Red Light Cameras Are a Good Idea [OPINION]
A Massachusetts Senate committee is set to conduct a hearing next week on the need for giving local communities the authority to install cameras atop red lights at dangerous intersections. I hate to say it, but unfortunately, the time has come to do this.
The Insurance Institute for Highway Safety says 890 people were killed and 132,000 injured in crashes in 2017 that involved a vehicle running a red light. The group says a 2003 analysis of red light violation data from 19 intersections in four states without red-light cameras found a red light violation rate of 3.2 per hour per intersection.
I was involved in a crash on Route 6 in Seekonk some years back where a driver ran through a red light to avoid stopping. This is a real problem.
Under the proposed law, the number of red light cameras a community could install would be based upon its population. The owner of the vehicle involved in an infraction would be fined $25 since it would be impossible for the camera to determine who might be operating the vehicle at the time of the offense.
The State House News Service says several possibilities are being considered: "The camera systems could look for vehicles that fail to stop at a red light, cars traveling at least five miles an hour above the posted speed limit, vehicles making a right turn at a red light where prohibited, and cars blocking an intersection or bus lane. Drivers who put the pedal down when they see a yellow light, however, would be are safe – the bill declares that it would not be a violation if any part of the vehicle was over the stop line when the light was yellow.”
There are concerns about the potential for over-enforcement and what the state would do with the data it collects. These are valid concerns that should be addressed by the legislature.
The legislation makes sense and could help to keep our streets a bit safer. It could also raise some needed revenue for local municipalities. I say do it.

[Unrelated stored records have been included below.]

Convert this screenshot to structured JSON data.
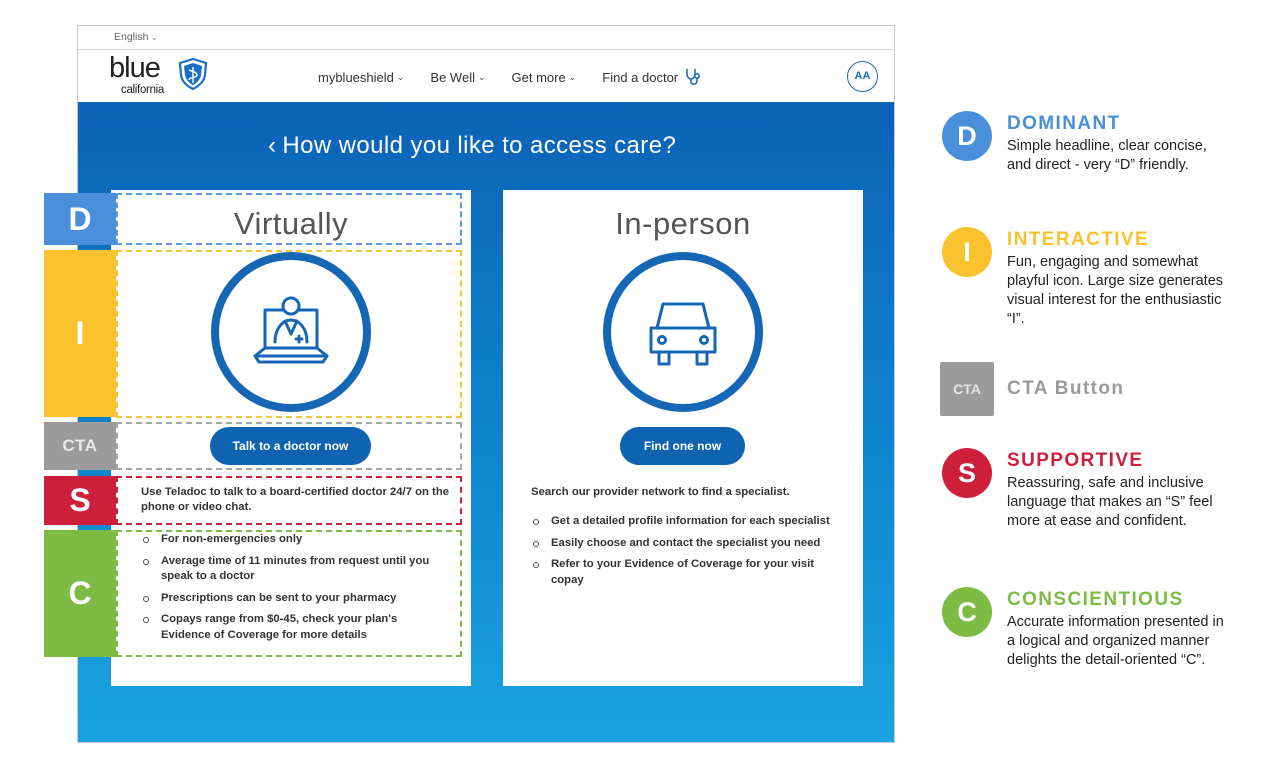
{
  "site": {
    "language": "English",
    "logo": {
      "word": "blue",
      "region": "california",
      "shield_icon": "shield-caduceus-icon"
    },
    "nav": [
      {
        "label": "myblueshield",
        "has_dropdown": true
      },
      {
        "label": "Be Well",
        "has_dropdown": true
      },
      {
        "label": "Get more",
        "has_dropdown": true
      },
      {
        "label": "Find a doctor",
        "icon": "stethoscope-icon"
      }
    ],
    "text_size_button": "AA",
    "colors": {
      "brand_blue": "#0f63b1",
      "hero_top": "#0b62b7",
      "hero_bottom": "#1aa3e0"
    }
  },
  "main": {
    "heading": "How would you like to access care?",
    "cards": [
      {
        "title": "Virtually",
        "icon": "telehealth-doctor-laptop-icon",
        "button": "Talk to a doctor now",
        "description": "Use Teladoc to talk to a board-certified doctor 24/7 on the phone or video chat.",
        "bullets": [
          "For non-emergencies only",
          "Average time of 11 minutes from request until you speak to a doctor",
          "Prescriptions can be sent to your pharmacy",
          "Copays range from $0-45, check your plan's Evidence of Coverage for more details"
        ]
      },
      {
        "title": "In-person",
        "icon": "car-icon",
        "button": "Find one now",
        "description": "Search our provider network to find a specialist.",
        "bullets": [
          "Get a detailed profile information for each specialist",
          "Easily choose and contact the specialist you need",
          "Refer to your Evidence of Coverage for your visit copay"
        ]
      }
    ]
  },
  "overlay_tags": {
    "d": "D",
    "i": "I",
    "cta": "CTA",
    "s": "S",
    "c": "C"
  },
  "legend": [
    {
      "badge": "D",
      "title": "DOMINANT",
      "color": "#4a8fd9",
      "text": "Simple headline, clear concise, and direct - very “D” friendly."
    },
    {
      "badge": "I",
      "title": "INTERACTIVE",
      "color": "#fbc22e",
      "text": "Fun, engaging and somewhat playful icon. Large size generates visual interest for the enthusiastic “I”."
    },
    {
      "badge": "CTA",
      "title": "CTA Button",
      "color": "#9b9b9b",
      "text": ""
    },
    {
      "badge": "S",
      "title": "SUPPORTIVE",
      "color": "#cd1f3b",
      "text": "Reassuring, safe and inclusive language that makes an “S” feel more at ease and confident."
    },
    {
      "badge": "C",
      "title": "CONSCIENTIOUS",
      "color": "#7dbb45",
      "text": "Accurate information presented in a logical and organized manner delights the detail-oriented “C”."
    }
  ]
}
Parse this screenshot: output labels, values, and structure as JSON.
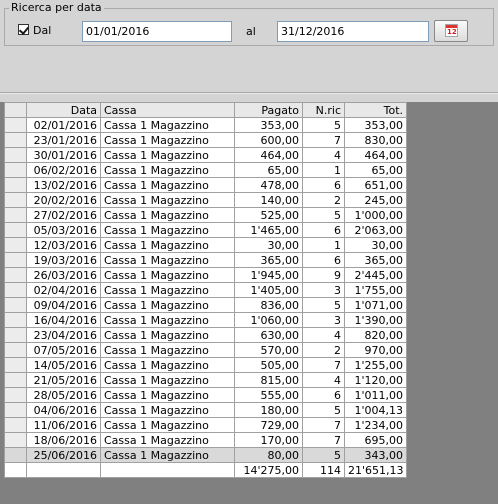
{
  "filter": {
    "legend": "Ricerca per data",
    "dal_label": "Dal",
    "dal_checked": true,
    "date_from": "01/01/2016",
    "al_label": "al",
    "date_to": "31/12/2016",
    "calendar_icon_text": "12"
  },
  "table": {
    "headers": {
      "data": "Data",
      "cassa": "Cassa",
      "pagato": "Pagato",
      "nric": "N.ric",
      "tot": "Tot."
    },
    "rows": [
      {
        "data": "02/01/2016",
        "cassa": "Cassa 1 Magazzino",
        "pagato": "353,00",
        "nric": "5",
        "tot": "353,00"
      },
      {
        "data": "23/01/2016",
        "cassa": "Cassa 1 Magazzino",
        "pagato": "600,00",
        "nric": "7",
        "tot": "830,00"
      },
      {
        "data": "30/01/2016",
        "cassa": "Cassa 1 Magazzino",
        "pagato": "464,00",
        "nric": "4",
        "tot": "464,00"
      },
      {
        "data": "06/02/2016",
        "cassa": "Cassa 1 Magazzino",
        "pagato": "65,00",
        "nric": "1",
        "tot": "65,00"
      },
      {
        "data": "13/02/2016",
        "cassa": "Cassa 1 Magazzino",
        "pagato": "478,00",
        "nric": "6",
        "tot": "651,00"
      },
      {
        "data": "20/02/2016",
        "cassa": "Cassa 1 Magazzino",
        "pagato": "140,00",
        "nric": "2",
        "tot": "245,00"
      },
      {
        "data": "27/02/2016",
        "cassa": "Cassa 1 Magazzino",
        "pagato": "525,00",
        "nric": "5",
        "tot": "1'000,00"
      },
      {
        "data": "05/03/2016",
        "cassa": "Cassa 1 Magazzino",
        "pagato": "1'465,00",
        "nric": "6",
        "tot": "2'063,00"
      },
      {
        "data": "12/03/2016",
        "cassa": "Cassa 1 Magazzino",
        "pagato": "30,00",
        "nric": "1",
        "tot": "30,00"
      },
      {
        "data": "19/03/2016",
        "cassa": "Cassa 1 Magazzino",
        "pagato": "365,00",
        "nric": "6",
        "tot": "365,00"
      },
      {
        "data": "26/03/2016",
        "cassa": "Cassa 1 Magazzino",
        "pagato": "1'945,00",
        "nric": "9",
        "tot": "2'445,00"
      },
      {
        "data": "02/04/2016",
        "cassa": "Cassa 1 Magazzino",
        "pagato": "1'405,00",
        "nric": "3",
        "tot": "1'755,00"
      },
      {
        "data": "09/04/2016",
        "cassa": "Cassa 1 Magazzino",
        "pagato": "836,00",
        "nric": "5",
        "tot": "1'071,00"
      },
      {
        "data": "16/04/2016",
        "cassa": "Cassa 1 Magazzino",
        "pagato": "1'060,00",
        "nric": "3",
        "tot": "1'390,00"
      },
      {
        "data": "23/04/2016",
        "cassa": "Cassa 1 Magazzino",
        "pagato": "630,00",
        "nric": "4",
        "tot": "820,00"
      },
      {
        "data": "07/05/2016",
        "cassa": "Cassa 1 Magazzino",
        "pagato": "570,00",
        "nric": "2",
        "tot": "970,00"
      },
      {
        "data": "14/05/2016",
        "cassa": "Cassa 1 Magazzino",
        "pagato": "505,00",
        "nric": "7",
        "tot": "1'255,00"
      },
      {
        "data": "21/05/2016",
        "cassa": "Cassa 1 Magazzino",
        "pagato": "815,00",
        "nric": "4",
        "tot": "1'120,00"
      },
      {
        "data": "28/05/2016",
        "cassa": "Cassa 1 Magazzino",
        "pagato": "555,00",
        "nric": "6",
        "tot": "1'011,00"
      },
      {
        "data": "04/06/2016",
        "cassa": "Cassa 1 Magazzino",
        "pagato": "180,00",
        "nric": "5",
        "tot": "1'004,13"
      },
      {
        "data": "11/06/2016",
        "cassa": "Cassa 1 Magazzino",
        "pagato": "729,00",
        "nric": "7",
        "tot": "1'234,00"
      },
      {
        "data": "18/06/2016",
        "cassa": "Cassa 1 Magazzino",
        "pagato": "170,00",
        "nric": "7",
        "tot": "695,00"
      },
      {
        "data": "25/06/2016",
        "cassa": "Cassa 1 Magazzino",
        "pagato": "80,00",
        "nric": "5",
        "tot": "343,00"
      }
    ],
    "selected_row_index": 22,
    "totals": {
      "data": "",
      "cassa": "",
      "pagato": "14'275,00",
      "nric": "114",
      "tot": "21'651,13"
    }
  },
  "colors": {
    "window_bg": "#d4d4d4",
    "grid_bg": "#808080",
    "header_bg": "#e8e8e8",
    "selected_row_bg": "#d9d9d9",
    "input_border": "#7f9db9"
  }
}
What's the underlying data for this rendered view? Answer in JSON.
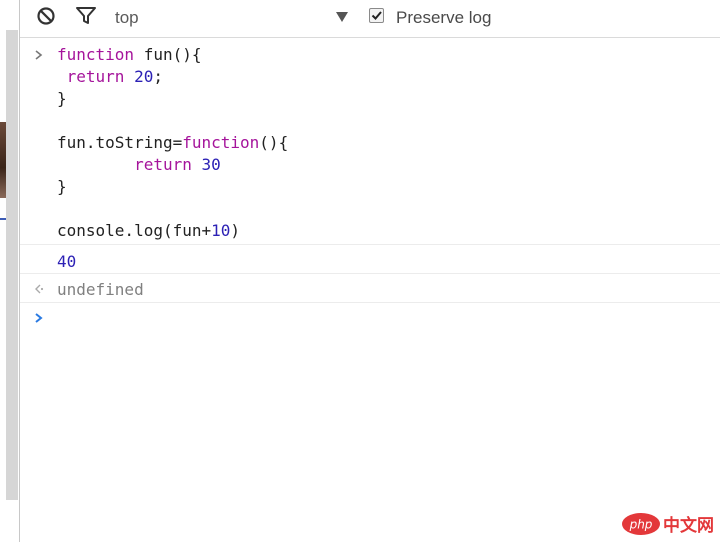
{
  "toolbar": {
    "clear_icon": "block-icon",
    "filter_icon": "filter-funnel-icon",
    "context": "top",
    "context_dropdown_icon": "triangle-down-icon",
    "preserve_log_label": "Preserve log",
    "preserve_log_checked": true
  },
  "console": {
    "input_lines": [
      [
        {
          "t": "kw",
          "v": "function"
        },
        {
          "t": "plain",
          "v": " fun(){"
        }
      ],
      [
        {
          "t": "kw",
          "v": " return"
        },
        {
          "t": "plain",
          "v": " "
        },
        {
          "t": "num",
          "v": "20"
        },
        {
          "t": "plain",
          "v": ";"
        }
      ],
      [
        {
          "t": "plain",
          "v": "}"
        }
      ],
      [
        {
          "t": "plain",
          "v": ""
        }
      ],
      [
        {
          "t": "plain",
          "v": "fun.toString="
        },
        {
          "t": "kw",
          "v": "function"
        },
        {
          "t": "plain",
          "v": "(){"
        }
      ],
      [
        {
          "t": "kw",
          "v": "        return"
        },
        {
          "t": "plain",
          "v": " "
        },
        {
          "t": "num",
          "v": "30"
        }
      ],
      [
        {
          "t": "plain",
          "v": "}"
        }
      ],
      [
        {
          "t": "plain",
          "v": ""
        }
      ],
      [
        {
          "t": "plain",
          "v": "console.log(fun+"
        },
        {
          "t": "num",
          "v": "10"
        },
        {
          "t": "plain",
          "v": ")"
        }
      ]
    ],
    "output_value": "40",
    "result_value": "undefined"
  },
  "watermark": {
    "logo_text": "php",
    "site_text": "中文网"
  },
  "colors": {
    "keyword": "#a5149b",
    "number": "#2c21b5",
    "prompt": "#2a7ae2"
  }
}
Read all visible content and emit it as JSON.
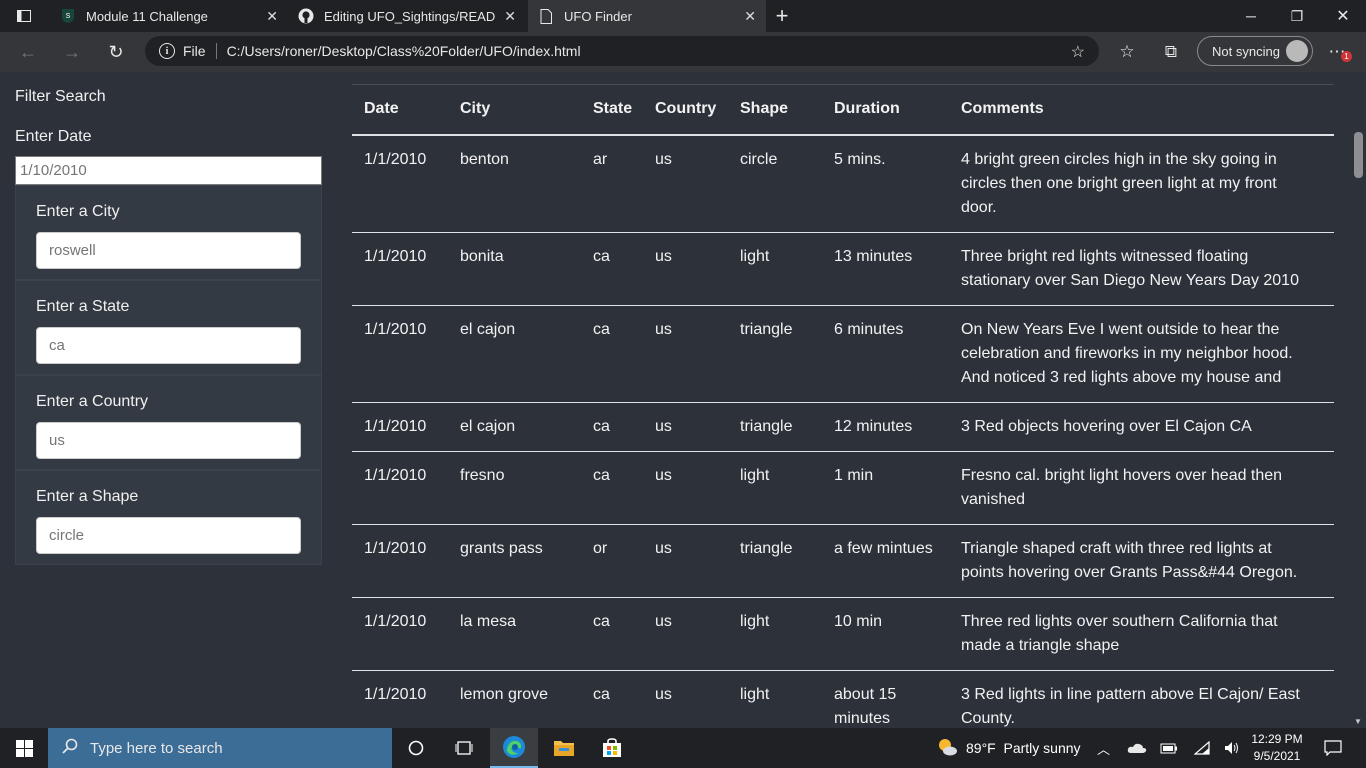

Barry Richard is the host of The Barry Richard Show on 1420 WBSM New Bedford. He can be heard weekdays from noon to 3 p.m. Contact him at firstname.lastname@example.org and follow him on Twitter @BarryJRichard58. The opinions expressed in this commentary are solely those of the author.